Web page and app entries
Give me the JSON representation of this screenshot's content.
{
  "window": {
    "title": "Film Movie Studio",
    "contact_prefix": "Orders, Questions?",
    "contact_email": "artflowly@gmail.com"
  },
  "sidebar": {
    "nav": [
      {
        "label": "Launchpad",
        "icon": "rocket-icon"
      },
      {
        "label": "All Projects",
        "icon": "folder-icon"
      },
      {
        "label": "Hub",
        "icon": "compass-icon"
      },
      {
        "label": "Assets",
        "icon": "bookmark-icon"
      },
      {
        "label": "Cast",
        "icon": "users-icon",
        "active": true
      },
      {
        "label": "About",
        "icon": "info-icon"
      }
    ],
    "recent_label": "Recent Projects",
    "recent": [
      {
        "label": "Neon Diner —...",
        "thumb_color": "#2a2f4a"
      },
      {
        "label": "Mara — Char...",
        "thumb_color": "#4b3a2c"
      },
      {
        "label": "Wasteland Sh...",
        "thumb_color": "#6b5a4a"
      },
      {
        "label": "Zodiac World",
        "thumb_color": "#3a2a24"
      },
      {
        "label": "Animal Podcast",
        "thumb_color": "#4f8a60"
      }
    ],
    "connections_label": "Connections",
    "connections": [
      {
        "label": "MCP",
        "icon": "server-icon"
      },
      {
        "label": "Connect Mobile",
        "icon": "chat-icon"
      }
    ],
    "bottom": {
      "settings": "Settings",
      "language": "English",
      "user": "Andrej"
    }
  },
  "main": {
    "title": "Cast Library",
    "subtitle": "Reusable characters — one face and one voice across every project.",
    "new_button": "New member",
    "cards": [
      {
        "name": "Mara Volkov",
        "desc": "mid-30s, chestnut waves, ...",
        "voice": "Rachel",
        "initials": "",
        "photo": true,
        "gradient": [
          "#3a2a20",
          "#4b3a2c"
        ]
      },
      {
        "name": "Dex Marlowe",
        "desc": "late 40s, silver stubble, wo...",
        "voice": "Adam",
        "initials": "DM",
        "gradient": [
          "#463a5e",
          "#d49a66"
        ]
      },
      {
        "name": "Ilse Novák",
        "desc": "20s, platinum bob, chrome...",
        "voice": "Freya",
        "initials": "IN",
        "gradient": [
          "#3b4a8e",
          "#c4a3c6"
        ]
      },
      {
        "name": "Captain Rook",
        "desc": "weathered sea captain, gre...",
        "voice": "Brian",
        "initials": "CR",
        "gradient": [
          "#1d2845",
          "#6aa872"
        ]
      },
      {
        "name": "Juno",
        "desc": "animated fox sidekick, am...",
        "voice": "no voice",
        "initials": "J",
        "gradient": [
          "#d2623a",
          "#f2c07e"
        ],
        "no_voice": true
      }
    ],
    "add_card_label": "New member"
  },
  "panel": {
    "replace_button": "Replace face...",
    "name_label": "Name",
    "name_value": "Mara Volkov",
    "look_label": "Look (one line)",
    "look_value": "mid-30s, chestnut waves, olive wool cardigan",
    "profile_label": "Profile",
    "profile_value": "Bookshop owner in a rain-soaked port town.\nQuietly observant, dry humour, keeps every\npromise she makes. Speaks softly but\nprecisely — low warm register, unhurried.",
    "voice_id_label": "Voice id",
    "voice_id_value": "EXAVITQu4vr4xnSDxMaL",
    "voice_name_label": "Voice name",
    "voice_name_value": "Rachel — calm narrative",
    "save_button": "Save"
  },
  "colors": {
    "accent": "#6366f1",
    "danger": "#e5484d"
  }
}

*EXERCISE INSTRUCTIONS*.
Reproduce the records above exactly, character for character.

*RESPONSE FOR THIS EXERCISE*.
Give me the JSON representation of this screenshot's content.
{
  "window": {
    "title": "Film Movie Studio",
    "contact_prefix": "Orders, Questions?",
    "contact_email": "artflowly@gmail.com"
  },
  "sidebar": {
    "nav": [
      {
        "label": "Launchpad",
        "icon": "rocket-icon"
      },
      {
        "label": "All Projects",
        "icon": "folder-icon"
      },
      {
        "label": "Hub",
        "icon": "compass-icon"
      },
      {
        "label": "Assets",
        "icon": "bookmark-icon"
      },
      {
        "label": "Cast",
        "icon": "users-icon",
        "active": true
      },
      {
        "label": "About",
        "icon": "info-icon"
      }
    ],
    "recent_label": "Recent Projects",
    "recent": [
      {
        "label": "Neon Diner —...",
        "thumb_color": "#2a2f4a"
      },
      {
        "label": "Mara — Char...",
        "thumb_color": "#4b3a2c"
      },
      {
        "label": "Wasteland Sh...",
        "thumb_color": "#6b5a4a"
      },
      {
        "label": "Zodiac World",
        "thumb_color": "#3a2a24"
      },
      {
        "label": "Animal Podcast",
        "thumb_color": "#4f8a60"
      }
    ],
    "connections_label": "Connections",
    "connections": [
      {
        "label": "MCP",
        "icon": "server-icon"
      },
      {
        "label": "Connect Mobile",
        "icon": "chat-icon"
      }
    ],
    "bottom": {
      "settings": "Settings",
      "language": "English",
      "user": "Andrej"
    }
  },
  "main": {
    "title": "Cast Library",
    "subtitle": "Reusable characters — one face and one voice across every project.",
    "new_button": "New member",
    "cards": [
      {
        "name": "Mara Volkov",
        "desc": "mid-30s, chestnut waves, ...",
        "voice": "Rachel",
        "initials": "",
        "photo": true,
        "gradient": [
          "#3a2a20",
          "#4b3a2c"
        ]
      },
      {
        "name": "Dex Marlowe",
        "desc": "late 40s, silver stubble, wo...",
        "voice": "Adam",
        "initials": "DM",
        "gradient": [
          "#463a5e",
          "#d49a66"
        ]
      },
      {
        "name": "Ilse Novák",
        "desc": "20s, platinum bob, chrome...",
        "voice": "Freya",
        "initials": "IN",
        "gradient": [
          "#3b4a8e",
          "#c4a3c6"
        ]
      },
      {
        "name": "Captain Rook",
        "desc": "weathered sea captain, gre...",
        "voice": "Brian",
        "initials": "CR",
        "gradient": [
          "#1d2845",
          "#6aa872"
        ]
      },
      {
        "name": "Juno",
        "desc": "animated fox sidekick, am...",
        "voice": "no voice",
        "initials": "J",
        "gradient": [
          "#d2623a",
          "#f2c07e"
        ],
        "no_voice": true
      }
    ],
    "add_card_label": "New member"
  },
  "panel": {
    "replace_button": "Replace face...",
    "name_label": "Name",
    "name_value": "Mara Volkov",
    "look_label": "Look (one line)",
    "look_value": "mid-30s, chestnut waves, olive wool cardigan",
    "profile_label": "Profile",
    "profile_value": "Bookshop owner in a rain-soaked port town.\nQuietly observant, dry humour, keeps every\npromise she makes. Speaks softly but\nprecisely — low warm register, unhurried.",
    "voice_id_label": "Voice id",
    "voice_id_value": "EXAVITQu4vr4xnSDxMaL",
    "voice_name_label": "Voice name",
    "voice_name_value": "Rachel — calm narrative",
    "save_button": "Save"
  },
  "colors": {
    "accent": "#6366f1",
    "danger": "#e5484d"
  }
}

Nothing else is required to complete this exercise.